When I spoke to Scarlett’s mum on a free 15-minute chat, she was at her wits end. She had not slept a full night since her twins were born nearly 4 years ago. One of her twins was a great sleeper, whilst Scarlett was not. They had been on a long journey to try and get Scarlett to sleep – even attending sleep school at 6 months with no success.
Scarlett’s mum booked me in for an evening home consult and was very nervous and not sure what to expect, but she had hope that I could help her, and I gave her the confidence that I could!
When I arrived at their home, Scarlett’s twin ran to the door when I knocked. As the door opened he said to me “Thank you for coming here! My sister wakes me up all night”. The whole family had been affected by Scarlett’s difficulty sleeping, and they all needed a full night’s sleep.
I sat down with Mum, Dad and the twins at the table. We made Bedtime Rules posters for both of the twins (as we didn’t want Scarlett to feel singled out). I consulted with Mum and Dad and we came up with 3 rules that suited their situation, and the children chose 1 rule each. The rules included that Scarlett was allowed to call her parents and they would come once only in the night, and that she could go to the toilet on her own whenever she needed to. I wrote the rules on their posters and the children decorated their posters beautifully with markers and stickers.
While the children decorated their posters, Mum, Dad and I discussed their options with sleep training techniques. Mum wasn’t sure and wanted to think about it. We had an hour or so until bedtime, so that was fine.
We then went and looked at the children’s bedrooms. The sleep environments were great! Nice and dark, dull night-lights and they used fans for white noise. After we had looked at the bedrooms, Mum and I talked in the hallway about sleep training. She had mulled over the different methods and decided that in-room techniques would be too over-stimulating for her daughter, and after further discussion, Mum decided that Extinction was going to be the quickest and most consistent method for her. We also discussed using Silent Returns if Scarlett decided to come out of her bed at night.
After dinner, it was time to start the children’s wind down routine. Scarlett’s Mum already had a fantastic wind down routine in place – being a mum of twins, she already knew that routine was the key to success with multiples.

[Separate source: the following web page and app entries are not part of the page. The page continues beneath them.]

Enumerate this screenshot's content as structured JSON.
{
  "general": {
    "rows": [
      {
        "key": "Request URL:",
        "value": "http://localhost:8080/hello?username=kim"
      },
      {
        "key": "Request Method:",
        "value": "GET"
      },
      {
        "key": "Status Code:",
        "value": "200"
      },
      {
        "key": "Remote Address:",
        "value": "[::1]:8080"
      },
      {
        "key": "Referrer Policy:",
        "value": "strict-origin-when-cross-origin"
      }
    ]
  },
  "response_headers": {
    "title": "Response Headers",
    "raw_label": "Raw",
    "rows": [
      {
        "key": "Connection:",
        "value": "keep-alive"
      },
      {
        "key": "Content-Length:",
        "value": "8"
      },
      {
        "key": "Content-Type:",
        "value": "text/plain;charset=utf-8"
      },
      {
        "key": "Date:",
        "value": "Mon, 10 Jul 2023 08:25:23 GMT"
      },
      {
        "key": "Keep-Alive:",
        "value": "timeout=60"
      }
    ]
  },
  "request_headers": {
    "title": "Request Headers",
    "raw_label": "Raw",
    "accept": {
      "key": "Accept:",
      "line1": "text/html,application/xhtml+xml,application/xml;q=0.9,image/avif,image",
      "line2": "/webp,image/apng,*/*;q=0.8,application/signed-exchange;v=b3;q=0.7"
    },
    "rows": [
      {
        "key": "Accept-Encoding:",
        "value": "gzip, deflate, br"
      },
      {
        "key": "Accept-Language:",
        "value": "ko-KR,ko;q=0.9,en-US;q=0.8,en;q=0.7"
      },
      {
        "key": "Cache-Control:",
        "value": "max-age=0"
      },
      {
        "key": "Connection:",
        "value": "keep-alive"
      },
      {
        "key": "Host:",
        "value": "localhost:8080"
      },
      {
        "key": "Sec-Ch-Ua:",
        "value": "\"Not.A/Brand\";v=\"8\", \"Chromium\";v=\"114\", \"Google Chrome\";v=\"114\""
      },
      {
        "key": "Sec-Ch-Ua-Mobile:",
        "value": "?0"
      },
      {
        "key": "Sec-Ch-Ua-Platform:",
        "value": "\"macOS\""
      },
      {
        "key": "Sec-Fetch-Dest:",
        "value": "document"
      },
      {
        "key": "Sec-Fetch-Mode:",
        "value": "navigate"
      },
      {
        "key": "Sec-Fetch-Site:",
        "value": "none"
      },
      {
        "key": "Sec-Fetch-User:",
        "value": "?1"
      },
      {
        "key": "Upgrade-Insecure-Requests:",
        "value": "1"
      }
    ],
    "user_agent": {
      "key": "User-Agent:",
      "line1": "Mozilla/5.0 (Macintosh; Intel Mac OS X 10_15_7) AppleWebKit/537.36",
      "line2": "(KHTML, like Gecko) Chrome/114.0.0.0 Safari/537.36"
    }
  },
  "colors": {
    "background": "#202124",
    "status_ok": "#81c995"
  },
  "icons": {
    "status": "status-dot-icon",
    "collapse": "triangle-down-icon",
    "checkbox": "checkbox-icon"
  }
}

We included the children’s cuddly toys in the bedtime routine to role-play what we expected of Scarlett (and her brother) at bedtime.
Finally it was bedtime. Mum and Dad gave both of the children one more hug and one more kiss and said goodnight. We went out to the kitchen and sat at the table to finish going through Scarlett’s sleep assessment and ensure that Mum and Dad were clear about our plan and most importantly comfortable with what we had put in place. Scarlett was going well. So far, so good.
Then Scarlett started to call out that she needed to go to the toilet. This was a common stalling tactic for Scarlett, and she had just been to the toilet only minutes before hand. Now that Scarlett’s bedtime rules included that she could go to the toilet on her own any time she needed to, Mum and Dad were no longer required to come and help her. Because Mum and Dad weren’t coming, Scarlett started to kick the wall next to her bed. Then she started to yell louder. Dad decided to pop his head in to Scarlett’s room and remind her of the bedtime rule that she could go any time she needed to on her own, then he came straight back to the kitchen.
Scarlett then realised that what she was trying to do was no longer working. She started to cry, and within 10 minutes, she was asleep. That night she woke once in the night, and grizzled for 10 minutes and went straight back to sleep. The next night, she didn’t even get up out of bed to use the toilet after she had been tucked in for the night, and she woke to use the toilet at 4am on her own and went straight back to bed! This continued for the next night too. Every night that Scarlett followed the Bedtime Rules, the ‘Sleep Fairy’ came and gave her a sparkly note to tell her how proud she was!
On the fourth night, Scarlett had her extinction burst. An extinction burst is a common regression that happens 3 or 4 nights in to sleep training because the child realises that what you are doing is working, and has even more of the behavior you are trying to eliminate to try return circumstances to their previous state. Mum and Dad ‘gave in’ and took Scarlett to the toilet once that night – but in reality they still did very well and I made sure that they knew that they certainly didn’t fail because it can be incredibly difficult on extinction burst night and we’re all human!
After that, Scarlett’s sleep was like a dream that mum couldn’t believe had happened after nearly 4 years! Well done Mum, Dad and especially Scarlett!